The 2010 Nobel Prize for Chemistry was awarded yesterday to Richard Heck, Ei-ichi Negishi and Akira Suzuki, who each developed reactions involving palladium. Why is that so important?
These reactions are collectively called cross-coupling reactions, and they are immensely important because they let chemists stitch together molecules to make brand new complicated ones, such as new drugs and plastics.
Carbon-based molecules are all around us: plastics, fuels and all things biological like DNA and hormones. Scientists have long known that sticking bits of these molecules together could make extremely useful products like more effective drugs. Unfortunately it's not that simple.
Carbon atoms themselves are pretty stubborn. Once they've found something they like, they don't let go easily. In chemical terms, that means they're reluctant to bond with things, especially other carbon atoms, but once they do, the bonds are very strong.
So encouraging a specific carbon atom in one molecule to bond with another carbon atoms in another molecule is quite a challenge. Fortunately chemists have a few nifty tricks, often involving metals.
Metals are essential to life, on a chemical level; haemoglobin, for example, has iron atoms in the active parts that transport oxygen. So it's not really a surprise that metals can be used with other kinds of organic (carbon-based) molecules.
But the foundations laid by yesterday's three laureates have had enormous impact. The Heck reaction, developed in 1968, involves an alkyl halide (a carbon with a Group 17 halogen element, such as chlorine or bromine) and a carbon-carbon double bond (when two carbon atoms share two pairs of electrons, a very strong kind of bond known as an alkene.) Usually when these two parts of molecules are mixed together, nothing happens.
The Heck reaction works with a metal catalyst, palladium. The organic halide and alkene stick to the metal surface, keeping them in close proximity and allowing the reaction to take place more quickly.
In 1977 Negishi developed a very precise reaction along the same principles, but instead of an alkene used a zinc-based organic molecule. The palladium holds the halide still and separates the halogen atom from the rest of the molecule. Then in 1979 Suzuki improved upon this again by using boron. This is a brilliant bit of chemistry (Nobel prize-winning, actually) but a little complicated, so bear with me while I explain the similar but more straightforward Negishi reaction.

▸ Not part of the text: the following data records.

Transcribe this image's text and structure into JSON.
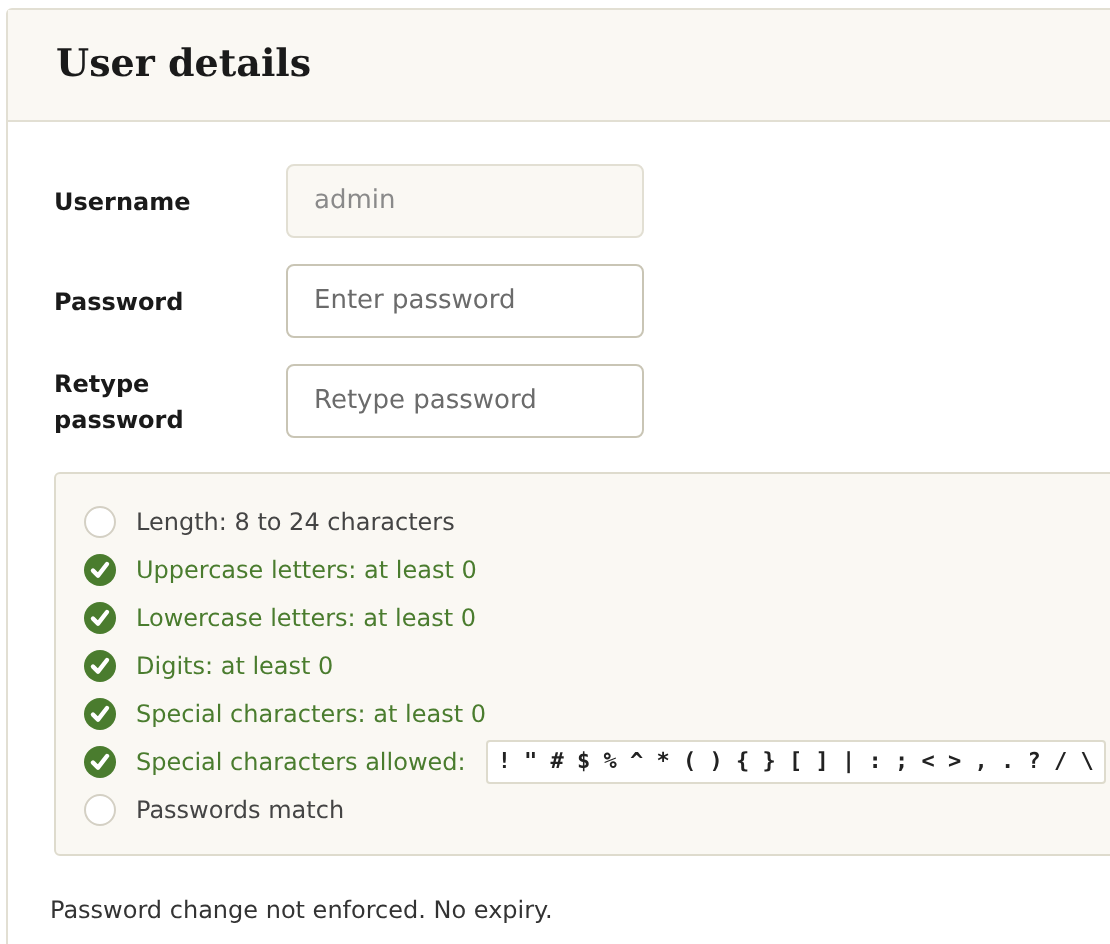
{
  "card": {
    "title": "User details"
  },
  "fields": [
    {
      "label": "Username",
      "value": "admin",
      "disabled": true
    },
    {
      "label": "Password",
      "placeholder": "Enter password",
      "disabled": false
    },
    {
      "label": "Retype password",
      "placeholder": "Retype password",
      "disabled": false
    }
  ],
  "requirements": [
    {
      "text": "Length: 8 to 24 characters",
      "checked": false
    },
    {
      "text": "Uppercase letters: at least 0",
      "checked": true
    },
    {
      "text": "Lowercase letters: at least 0",
      "checked": true
    },
    {
      "text": "Digits: at least 0",
      "checked": true
    },
    {
      "text": "Special characters: at least 0",
      "checked": true
    },
    {
      "text": "Special characters allowed:",
      "checked": true,
      "chars": "! \" # $ % ^ * ( ) { } [ ] | : ; < > , . ? / \\"
    },
    {
      "text": "Passwords match",
      "checked": false
    }
  ],
  "footer": "Password change not enforced. No expiry."
}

The point of the reaction is to stitch two halves of a molecule together; let's call them R and R'. Chemists write R to mean an organic part of a molecule; to write them out in full gets a bit tiresome. These R groups would normally not react together, but we're aiming to make an R-R' compound, so we use catalytic tricks to convince them otherwise.
The Negishi reaction involves making two different specific molecules containing your desired R groups: R-X (where X is a Group 17 halogen, such as chlorine or bromine) and R'-Zn-X', where Zn is zinc and X' is another halogen. The trick here is that Zn isn't that stable when it's got one X and one R, but with two Xs it's much more stable. This is how almost all chemical reactions work: the reactants can rearrange themselves into something more stable.
But there's still the problem of breaking the bonds to begin with, especially the stable R-X bond. This is where the palladium (Pd) catalyst comes in. The R-X sticks to the Pd and the bonds rearrange: instead of it being R-X, it becomes R-Pd-X. This Pd-X bond is a lot less strong, so when a passing R'-Zn-X' molecule comes close enough, it jumps at the opportunity to nab the other X. As the X moves over to the Zn, the R' has to go somewhere else and so gets stuck to the Pd.
Suddenly you have your two carbon chains, R and R', sitting right next to each other looking for something to bond with, and as luck would have it carbon-carbon bonds are extremely strong, which is why we're going to all this trouble in the first place. The R and R' seize the moment, lose their association with Pd and join together as a stable R-R'. Now if that isn't ingenious and Nobel-worthy I don't know what is.
Being able to stitch these R groups together has meant chemists can build individual bits of very complex molecules and join them in controlled and precise ways. The three Nobel laureates used their new techniques to copy some of Nature's prized posessions, like a poison from a rare frog from Panama, and also some designer anti-cancer and anti-viral drugs far more effective than before.
And that's not all: to sequence DNA, which is to work out exactly how a specific strand of DNA is put together, you need to mark it with a fluorescent marker. To attach these markers researchers use variants of these cross-coupling reactions.
So why was the development of these reactions worth a Nobel prize for those three bright chemists? Their combined efforts gave chemists an array of precise new tools to build the drugs and materials of the future.